Still, the region took the economic downturn on the chin. The rampant building stopped. Homeowners fell underwater. Banks foreclosed on thousands of properties. And in some places, investors swooped in to buy up the leftovers.
“Investors came in and scooped up a lot of property at very low prices just like you’ve seen in Sacramento. That had positives and negatives,” said Jeff Michael, an economist who directs the Center for Business and Policy Research in Stockton.
“The positive is it did stabilize the housing market. The downside is you have a lot of houses owned now by these out-of-town landlords which are not necessarily positive and results in a lower homeownership rate.”
It’s unclear whether the trends point to less interest in homeownership or reflects the tight housing market and the high cost of living. Affordable housing is a dominant subject of conversation in the state with most attention, at least in recent years, focusing on renters.
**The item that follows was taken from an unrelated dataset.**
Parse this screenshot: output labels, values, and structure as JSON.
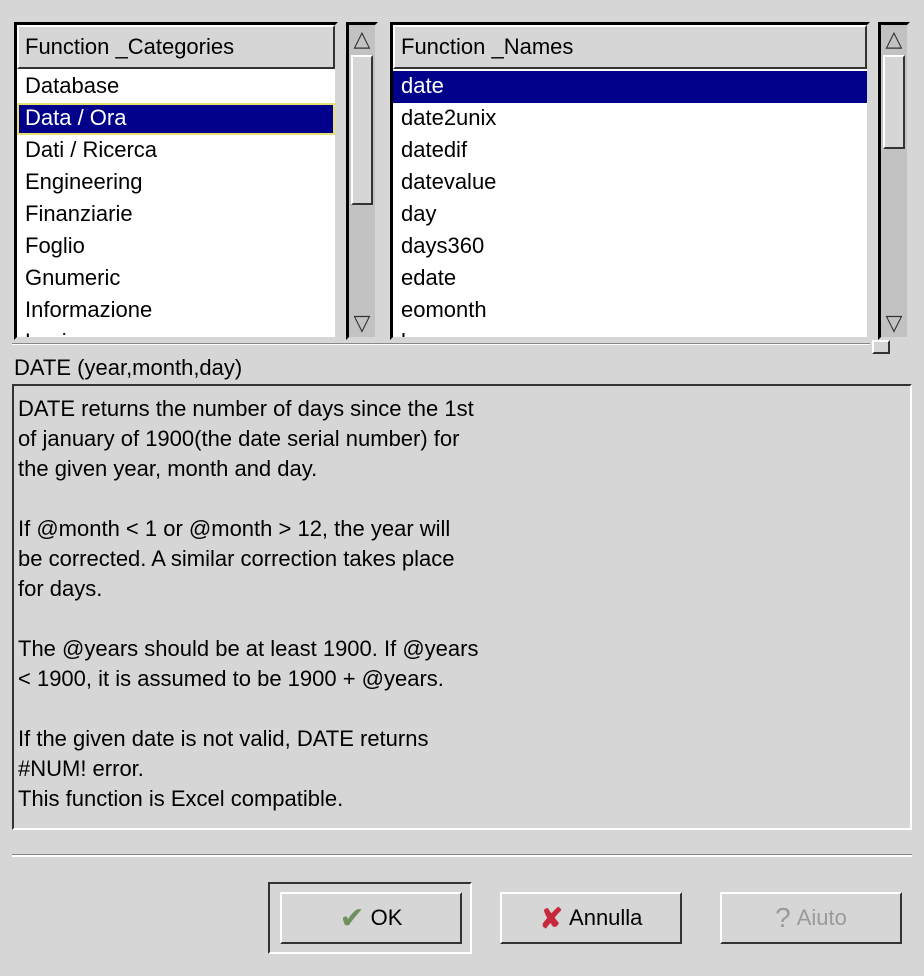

Michael said renters generally have lower incomes than homeowners so that’s really where the crisis has been hitting.
“Part of the reason the affordable housing crisis is so focused on rentals is that that’s where the biggest affordability problems have been,” he said. “More people are in the rental market as the homeownership rate has declined and we’ve seen rents really escalate at high rates.”
Carolina Reid, a researcher at the Terner Center for Housing Innovation at UC Berkeley, said policymakers have been “gun-shy” to promote homeownership given how the financial crisis played out.
“I think that’s a mistake. A lot of that foreclosure crisis was driven by very predatory lending practices,” Reid said. “If we had given people responsible loan products there would have been not nearly as many foreclosures.”
California’s homeownership rate was the same in 2016 as it was in 1987. Reid authored a report last year on “lease-purchase agreements” as a way to move more low-income people into homeownership. She said the arrangement would have been ideal when real estate prices were still low.
However, low-income and communities of color were largely left on the sidelines at that time, she said.
“At that same moment when we see homeownership being incredibly affordable, banks are saying ‘we’re not going to lend’ and so the only people who can buy homes at the bottom of the market are people who already have wealth or have extremely pristine credit scores,” Reid said. “So who benefits from the house price recovery? It’s white people who already have wealth.”